The call came in at 8:09 pm that the motel was burning.
LFD Chief Bobby Annen responded directly to the fire from Harmony Grove. When he arrived, his deputy chief–who lives near the ferry–was already on the scene. At that point, flames had already engulfed the building and burned through the roof.
Prior to that, patrons from Fitz’s had smelled smoke as they were walking to their cars, but had assumed it was a campfire from a nearby cottage or home. By the time anyone knew it was the motel burning, the fire had spread too deep into the structure to stop.
Chief Annen said the fire spread “faster than any other fire I’ve seen”.
While an official investigation and determination have not been made, initial observations indicate that fire originated in a grill on the lake side of the motel. It appears that a grease fire on the grill flared up and spread to the structure.
Lodi Fire Department was first on the scene, but 10 other departments were called in to assist.

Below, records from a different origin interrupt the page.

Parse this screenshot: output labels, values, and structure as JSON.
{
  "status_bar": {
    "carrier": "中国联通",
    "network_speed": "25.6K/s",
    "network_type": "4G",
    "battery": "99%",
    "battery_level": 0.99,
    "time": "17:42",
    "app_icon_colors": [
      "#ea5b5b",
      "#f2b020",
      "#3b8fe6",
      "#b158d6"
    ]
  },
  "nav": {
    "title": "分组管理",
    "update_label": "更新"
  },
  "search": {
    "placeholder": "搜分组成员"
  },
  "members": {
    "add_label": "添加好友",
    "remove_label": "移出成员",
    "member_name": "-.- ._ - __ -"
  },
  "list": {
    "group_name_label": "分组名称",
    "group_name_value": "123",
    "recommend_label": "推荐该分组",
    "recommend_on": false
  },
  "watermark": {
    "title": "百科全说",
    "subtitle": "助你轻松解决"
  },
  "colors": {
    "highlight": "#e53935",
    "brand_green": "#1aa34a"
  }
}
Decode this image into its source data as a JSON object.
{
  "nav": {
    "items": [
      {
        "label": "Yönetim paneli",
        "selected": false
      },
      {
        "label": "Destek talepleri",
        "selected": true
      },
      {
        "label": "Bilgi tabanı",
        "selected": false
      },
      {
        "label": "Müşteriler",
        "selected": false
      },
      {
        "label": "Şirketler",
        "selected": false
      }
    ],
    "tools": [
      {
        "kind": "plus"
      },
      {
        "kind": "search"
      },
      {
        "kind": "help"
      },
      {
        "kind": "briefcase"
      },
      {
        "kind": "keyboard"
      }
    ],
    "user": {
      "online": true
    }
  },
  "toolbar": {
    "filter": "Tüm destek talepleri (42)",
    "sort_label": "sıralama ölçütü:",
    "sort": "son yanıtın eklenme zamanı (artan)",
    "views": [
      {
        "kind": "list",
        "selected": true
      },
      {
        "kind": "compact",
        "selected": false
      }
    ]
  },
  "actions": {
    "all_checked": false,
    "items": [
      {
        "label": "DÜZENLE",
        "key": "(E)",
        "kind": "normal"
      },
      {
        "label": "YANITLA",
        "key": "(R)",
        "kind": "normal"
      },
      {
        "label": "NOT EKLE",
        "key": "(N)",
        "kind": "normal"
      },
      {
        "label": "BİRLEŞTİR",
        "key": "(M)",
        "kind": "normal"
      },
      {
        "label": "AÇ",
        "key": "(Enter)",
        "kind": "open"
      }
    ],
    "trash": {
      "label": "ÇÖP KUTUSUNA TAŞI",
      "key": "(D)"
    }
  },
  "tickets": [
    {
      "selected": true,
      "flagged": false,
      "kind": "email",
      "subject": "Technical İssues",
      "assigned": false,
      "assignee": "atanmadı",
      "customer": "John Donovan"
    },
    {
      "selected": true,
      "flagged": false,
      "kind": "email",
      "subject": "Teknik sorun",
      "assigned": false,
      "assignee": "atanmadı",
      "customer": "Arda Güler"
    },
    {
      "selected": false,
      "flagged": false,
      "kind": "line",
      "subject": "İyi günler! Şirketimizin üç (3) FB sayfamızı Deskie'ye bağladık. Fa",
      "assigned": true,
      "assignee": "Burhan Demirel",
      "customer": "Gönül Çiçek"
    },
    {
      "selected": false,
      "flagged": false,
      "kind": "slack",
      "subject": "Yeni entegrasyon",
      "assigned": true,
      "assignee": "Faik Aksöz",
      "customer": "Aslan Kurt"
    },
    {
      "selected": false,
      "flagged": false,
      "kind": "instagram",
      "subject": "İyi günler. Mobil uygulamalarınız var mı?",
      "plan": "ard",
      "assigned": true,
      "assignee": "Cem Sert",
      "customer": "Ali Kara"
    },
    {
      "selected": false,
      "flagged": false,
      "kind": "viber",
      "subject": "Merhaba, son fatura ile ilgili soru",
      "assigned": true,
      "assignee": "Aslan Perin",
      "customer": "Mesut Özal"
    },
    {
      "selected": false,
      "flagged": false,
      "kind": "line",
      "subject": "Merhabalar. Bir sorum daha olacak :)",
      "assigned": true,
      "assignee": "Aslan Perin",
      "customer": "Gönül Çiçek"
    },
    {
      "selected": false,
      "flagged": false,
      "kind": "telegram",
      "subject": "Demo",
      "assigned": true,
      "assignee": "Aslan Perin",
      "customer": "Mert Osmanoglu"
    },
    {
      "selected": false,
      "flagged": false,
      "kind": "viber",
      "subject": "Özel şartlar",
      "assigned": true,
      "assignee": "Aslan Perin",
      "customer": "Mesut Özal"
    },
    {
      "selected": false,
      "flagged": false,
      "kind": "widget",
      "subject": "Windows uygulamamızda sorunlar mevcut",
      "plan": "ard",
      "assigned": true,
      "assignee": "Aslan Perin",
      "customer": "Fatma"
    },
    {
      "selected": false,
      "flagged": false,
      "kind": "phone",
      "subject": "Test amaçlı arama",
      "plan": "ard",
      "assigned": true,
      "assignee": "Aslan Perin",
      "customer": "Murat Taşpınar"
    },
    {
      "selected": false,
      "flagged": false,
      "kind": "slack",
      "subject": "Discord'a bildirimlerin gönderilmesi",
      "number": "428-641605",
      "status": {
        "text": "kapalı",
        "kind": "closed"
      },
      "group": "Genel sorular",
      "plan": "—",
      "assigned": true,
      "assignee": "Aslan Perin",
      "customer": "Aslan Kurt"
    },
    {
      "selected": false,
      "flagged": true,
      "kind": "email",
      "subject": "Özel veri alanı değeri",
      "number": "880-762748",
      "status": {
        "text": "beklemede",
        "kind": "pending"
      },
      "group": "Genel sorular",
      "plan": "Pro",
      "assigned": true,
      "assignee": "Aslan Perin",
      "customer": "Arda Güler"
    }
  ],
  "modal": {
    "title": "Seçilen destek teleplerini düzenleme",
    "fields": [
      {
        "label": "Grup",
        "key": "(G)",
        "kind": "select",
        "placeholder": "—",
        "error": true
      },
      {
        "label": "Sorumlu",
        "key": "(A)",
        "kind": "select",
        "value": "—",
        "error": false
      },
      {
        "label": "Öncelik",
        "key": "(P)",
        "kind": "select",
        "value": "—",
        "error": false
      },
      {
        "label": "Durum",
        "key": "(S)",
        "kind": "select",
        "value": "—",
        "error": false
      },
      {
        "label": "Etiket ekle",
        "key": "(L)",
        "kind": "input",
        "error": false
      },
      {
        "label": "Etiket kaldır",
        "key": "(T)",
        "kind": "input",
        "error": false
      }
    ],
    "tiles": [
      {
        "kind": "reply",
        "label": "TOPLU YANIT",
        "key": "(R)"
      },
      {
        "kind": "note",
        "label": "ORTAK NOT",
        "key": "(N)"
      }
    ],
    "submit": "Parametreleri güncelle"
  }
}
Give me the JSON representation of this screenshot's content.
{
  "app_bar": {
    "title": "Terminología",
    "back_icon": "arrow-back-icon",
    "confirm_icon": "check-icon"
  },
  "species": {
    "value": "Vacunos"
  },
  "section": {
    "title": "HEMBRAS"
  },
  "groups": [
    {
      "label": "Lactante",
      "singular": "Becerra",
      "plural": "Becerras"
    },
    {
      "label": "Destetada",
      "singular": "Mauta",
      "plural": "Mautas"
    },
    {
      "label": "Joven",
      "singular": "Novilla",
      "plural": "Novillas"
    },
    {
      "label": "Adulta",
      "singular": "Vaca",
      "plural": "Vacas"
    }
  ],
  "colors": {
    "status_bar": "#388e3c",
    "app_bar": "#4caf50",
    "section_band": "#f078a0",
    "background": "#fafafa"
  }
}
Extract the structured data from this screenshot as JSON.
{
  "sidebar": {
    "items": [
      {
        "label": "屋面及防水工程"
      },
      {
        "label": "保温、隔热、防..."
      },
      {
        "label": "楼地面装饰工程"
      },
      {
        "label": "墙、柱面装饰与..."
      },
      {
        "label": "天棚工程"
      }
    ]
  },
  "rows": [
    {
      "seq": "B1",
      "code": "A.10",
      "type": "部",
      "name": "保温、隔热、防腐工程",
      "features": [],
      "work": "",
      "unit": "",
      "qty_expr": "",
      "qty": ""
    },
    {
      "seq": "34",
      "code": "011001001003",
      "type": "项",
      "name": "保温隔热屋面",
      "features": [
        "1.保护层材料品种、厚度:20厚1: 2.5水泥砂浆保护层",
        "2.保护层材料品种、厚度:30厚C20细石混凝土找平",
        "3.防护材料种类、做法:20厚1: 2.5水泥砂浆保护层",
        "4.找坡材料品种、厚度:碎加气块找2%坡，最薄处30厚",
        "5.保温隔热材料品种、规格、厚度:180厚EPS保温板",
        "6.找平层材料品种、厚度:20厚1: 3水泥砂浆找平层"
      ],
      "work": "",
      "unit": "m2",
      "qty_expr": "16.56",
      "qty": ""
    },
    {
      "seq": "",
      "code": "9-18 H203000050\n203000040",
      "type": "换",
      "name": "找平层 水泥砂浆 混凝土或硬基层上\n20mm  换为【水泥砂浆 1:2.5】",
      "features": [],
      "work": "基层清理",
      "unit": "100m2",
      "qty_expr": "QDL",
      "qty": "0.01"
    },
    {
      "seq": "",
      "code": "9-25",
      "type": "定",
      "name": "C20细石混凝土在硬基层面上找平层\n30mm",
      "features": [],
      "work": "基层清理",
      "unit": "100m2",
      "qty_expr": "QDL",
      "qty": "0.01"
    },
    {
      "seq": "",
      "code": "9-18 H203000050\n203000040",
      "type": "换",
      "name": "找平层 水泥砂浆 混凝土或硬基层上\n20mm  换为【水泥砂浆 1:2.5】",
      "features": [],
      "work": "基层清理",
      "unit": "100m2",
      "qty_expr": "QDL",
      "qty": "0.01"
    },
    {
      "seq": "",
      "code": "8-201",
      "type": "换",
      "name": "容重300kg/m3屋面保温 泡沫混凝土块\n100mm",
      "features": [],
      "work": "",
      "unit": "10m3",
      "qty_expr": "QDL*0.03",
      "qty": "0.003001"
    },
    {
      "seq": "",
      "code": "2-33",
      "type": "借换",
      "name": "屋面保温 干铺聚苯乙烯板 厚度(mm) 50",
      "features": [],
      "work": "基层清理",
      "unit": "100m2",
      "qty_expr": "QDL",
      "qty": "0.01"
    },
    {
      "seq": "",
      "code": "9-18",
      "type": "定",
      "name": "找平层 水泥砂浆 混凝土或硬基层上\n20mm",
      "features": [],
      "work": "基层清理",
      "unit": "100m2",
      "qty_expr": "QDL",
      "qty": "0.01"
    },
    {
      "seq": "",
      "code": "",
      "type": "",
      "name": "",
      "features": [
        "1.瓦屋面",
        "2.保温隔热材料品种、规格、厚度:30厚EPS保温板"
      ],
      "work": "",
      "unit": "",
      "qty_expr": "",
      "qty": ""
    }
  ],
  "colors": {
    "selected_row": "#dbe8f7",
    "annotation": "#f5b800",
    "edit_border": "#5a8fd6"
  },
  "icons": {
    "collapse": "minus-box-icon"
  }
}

Dane, Sauk, and Waunakee are commonly called in for support on large fires–just as Lodi supports them in similar situations. The extent of the fire–and the risk to other close structures–led to calling in support from as far away as Pardeeville.
Okee doesn’t have fire hydrants, and drawing from the lake is a more complicated process than it would seem, and takes time and crew away from fighting the fire. Until support could arrive to utilize the “dry hydrant”1This is a PVC pipe with a fire-department-friendly “head” leads down into the lake and allows trucks to draw water. Once its running, a dry hydrant works similar to a standard hydrant. However, it needs to be prepped and primed, to create a draft–as anyone who owns a well understands. Chief Annen had trucks run back to Lodi to top up from a city hydrant.
Local business owner Dan Dolson tended the hydrant and kept the trucks topped up. When Poynette arrived, Annen had them tap into the dry hydrant and then directed Prairie du Sac to use their specialized equipment to draw directly from the lake.
The Lodi ladder truck, by itself, needed 4 water tenders to keep it supplied with water, as it was putting out 10,000 gallons per minute. As Annen said: “The water never stopped flowing”.
After the flames were out, Chief Annen got permission from the owners to call in an excavator to pull the building down in order to catch any re-ignition before it could grow. Meade Concrete came out and systematically pulled the building down. As they did, fires within the walls and ceilings flared up–and were extinguished.
Crews finally left the scene around 2:00 am after assuring that nothing would flare up again.
A Lodi native, Blaze attended the University of Wisconsin, Green Bay where he graduated with a degree in theatre technology & design. He has traveled extensively throughout the United States and the world–including a 6-year stint in China. He has been a teacher, a writer, a designer, and is the founder of the Redleaf Consulting Group.
|↑1||This is a PVC pipe with a fire-department-friendly “head” leads down into the lake and allows trucks to draw water. Once its running, a dry hydrant works similar to a standard hydrant. However, it needs to be prepped and primed, to create a draft–as anyone who owns a well understands.|